## What to produce
Would you count how many lines of the material below hold the string "title"? Give only the number.
START Data to examine
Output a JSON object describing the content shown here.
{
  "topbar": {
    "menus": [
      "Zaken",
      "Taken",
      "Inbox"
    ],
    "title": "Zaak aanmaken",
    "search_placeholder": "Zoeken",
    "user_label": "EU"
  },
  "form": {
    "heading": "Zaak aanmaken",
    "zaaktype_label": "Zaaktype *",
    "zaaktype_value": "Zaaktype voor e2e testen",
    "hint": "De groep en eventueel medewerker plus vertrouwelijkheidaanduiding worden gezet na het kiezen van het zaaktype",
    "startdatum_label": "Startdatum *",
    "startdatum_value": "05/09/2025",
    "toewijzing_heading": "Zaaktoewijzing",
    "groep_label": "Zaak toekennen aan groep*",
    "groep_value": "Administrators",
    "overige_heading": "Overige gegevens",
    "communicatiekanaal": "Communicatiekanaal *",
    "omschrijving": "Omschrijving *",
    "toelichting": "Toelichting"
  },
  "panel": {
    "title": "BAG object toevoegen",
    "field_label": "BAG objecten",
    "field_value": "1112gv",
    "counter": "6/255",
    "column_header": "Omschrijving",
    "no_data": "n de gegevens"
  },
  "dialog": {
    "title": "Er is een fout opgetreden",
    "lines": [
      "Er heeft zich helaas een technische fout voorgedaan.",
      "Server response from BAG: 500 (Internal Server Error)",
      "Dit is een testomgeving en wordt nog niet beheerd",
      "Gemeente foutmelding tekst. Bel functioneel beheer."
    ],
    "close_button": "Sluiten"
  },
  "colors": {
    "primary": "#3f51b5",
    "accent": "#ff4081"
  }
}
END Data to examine
## Solution below
3